To pass a constitutional amendment, it takes a two-thirds vote of each chamber to place it on a statewide election ballot, a majority of voters to approve it, and a majority of lawmakers to ratify it if approved by voters.
Under the amended House bill passed Tuesday, voters likely wouldn’t vote on a constitutional amendment until the November 2012 election; ratification couldn’t occur until the Legislature reconvened in January 2013.
McConnell contended that Senate rules, as amended last month, “requires way more roll call voting” than the House bill.
Larry Martin, who sponsored the resolution to amend the Senate rule, said Tuesday that the rule was more stringent than the proposed statute, though he earlier said during the debate that there’s “not one scintilla of difference in what we’re doing now versus what we would be doing by the law here in question.”

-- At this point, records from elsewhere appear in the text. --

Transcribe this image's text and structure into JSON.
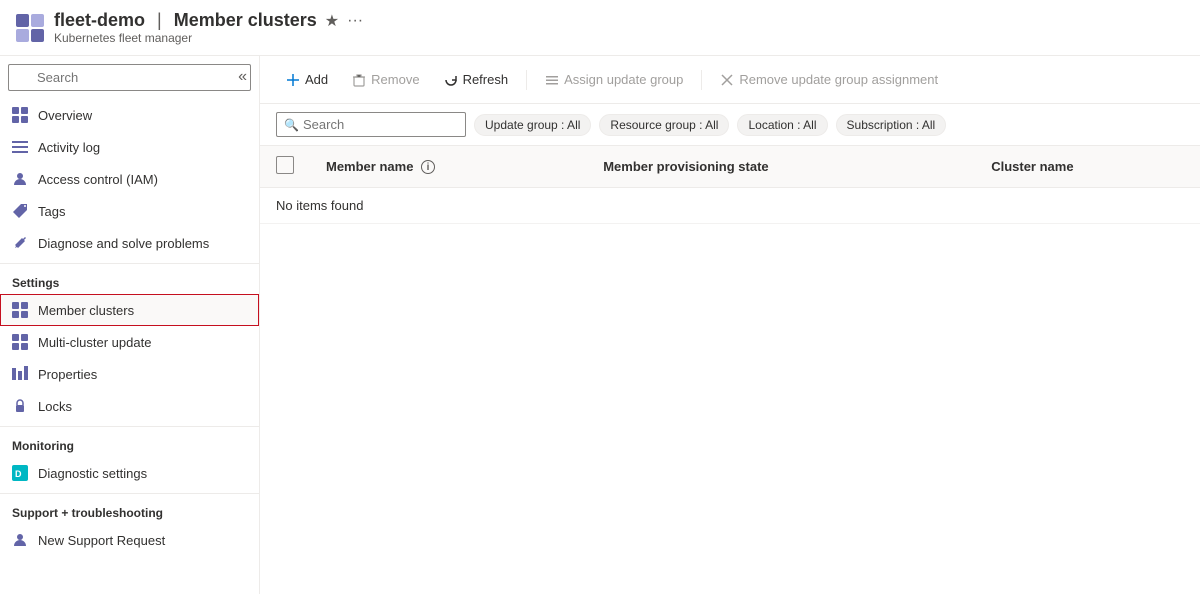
{
  "header": {
    "title": "fleet-demo",
    "separator": "|",
    "page": "Member clusters",
    "subtitle": "Kubernetes fleet manager",
    "star_label": "★",
    "ellipsis_label": "···"
  },
  "sidebar": {
    "search_placeholder": "Search",
    "collapse_icon": "«",
    "nav_items": [
      {
        "id": "overview",
        "label": "Overview",
        "icon": "grid"
      },
      {
        "id": "activity-log",
        "label": "Activity log",
        "icon": "list"
      },
      {
        "id": "access-control",
        "label": "Access control (IAM)",
        "icon": "person"
      },
      {
        "id": "tags",
        "label": "Tags",
        "icon": "tag"
      },
      {
        "id": "diagnose",
        "label": "Diagnose and solve problems",
        "icon": "wrench"
      }
    ],
    "sections": [
      {
        "title": "Settings",
        "items": [
          {
            "id": "member-clusters",
            "label": "Member clusters",
            "icon": "grid",
            "active": true
          },
          {
            "id": "multi-cluster-update",
            "label": "Multi-cluster update",
            "icon": "grid"
          },
          {
            "id": "properties",
            "label": "Properties",
            "icon": "bars"
          },
          {
            "id": "locks",
            "label": "Locks",
            "icon": "lock"
          }
        ]
      },
      {
        "title": "Monitoring",
        "items": [
          {
            "id": "diagnostic-settings",
            "label": "Diagnostic settings",
            "icon": "diagnostic"
          }
        ]
      },
      {
        "title": "Support + troubleshooting",
        "items": [
          {
            "id": "new-support-request",
            "label": "New Support Request",
            "icon": "person"
          }
        ]
      }
    ]
  },
  "toolbar": {
    "add_label": "Add",
    "remove_label": "Remove",
    "refresh_label": "Refresh",
    "assign_label": "Assign update group",
    "remove_assignment_label": "Remove update group assignment"
  },
  "filters": {
    "search_placeholder": "Search",
    "chips": [
      {
        "id": "update-group",
        "label": "Update group : All"
      },
      {
        "id": "resource-group",
        "label": "Resource group : All"
      },
      {
        "id": "location",
        "label": "Location : All"
      },
      {
        "id": "subscription",
        "label": "Subscription : All"
      }
    ]
  },
  "table": {
    "columns": [
      {
        "id": "checkbox",
        "label": ""
      },
      {
        "id": "member-name",
        "label": "Member name",
        "info": true
      },
      {
        "id": "provisioning-state",
        "label": "Member provisioning state"
      },
      {
        "id": "cluster-name",
        "label": "Cluster name"
      }
    ],
    "empty_message": "No items found"
  }
}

Martin told The Nerve in December that he favored a roll call voting law but only if accompanied by a constitutional amendment, and prefiled two bills to accomplish that purpose.
He said then that without a constitutional amendment, any new law likely could not be reviewed by the S.C. Supreme Court if challenged. That, in turn, he explained, could result in a future Legislature watering down a newly passed law without any legal recourse.
Martin in last week’s subcommittee hearing voted against making the House bill effective upon ratification of a constitutional amendment. In Tuesday’s hearing, he said the proposed effective date by linking the two was “more form than substance.” He was among the nine senators who voted Tuesday against linking the two.
Sen. Tom Davis, R-Beaufort, who also was among the group of nine, said relying solely on the Senate’s rule-making authority can lead to extreme results.
“We can shut the doors to the General Assembly. We can turn off the TVs. We can close the blinds,” Davis said. “Everything is going to be off the record, and we can do that because we have the right to determine our own rules and procedure.”
Sen. Mike Rose, R-Dorchester, pointed out that he unsuccessfully last month offered a proposal to change the Senate roll call voting rule to incorporate an enacted roll call voting statute.
That, he explained, would be a more immediate solution than linking a statute with a constitutional amendment, though he noted that he supports an amendment.
“There’s another way to skin this cat,” Rose said.
Like Davis and Martin, Rose voted against making the House bill effective upon ratification of a constitutional amendment. The other six senators who voted against linking the two were Shane Martin; Phillip Shoopman, R-Greenville; Shane Massey, R-Edgefield; Lee Bright, R-Spartanburg; Ray Cleary, R-Georgetown; and Paul Campbell, R-Berkeley.
Reach Brundrett at (803) 254-4411 or email@example.com.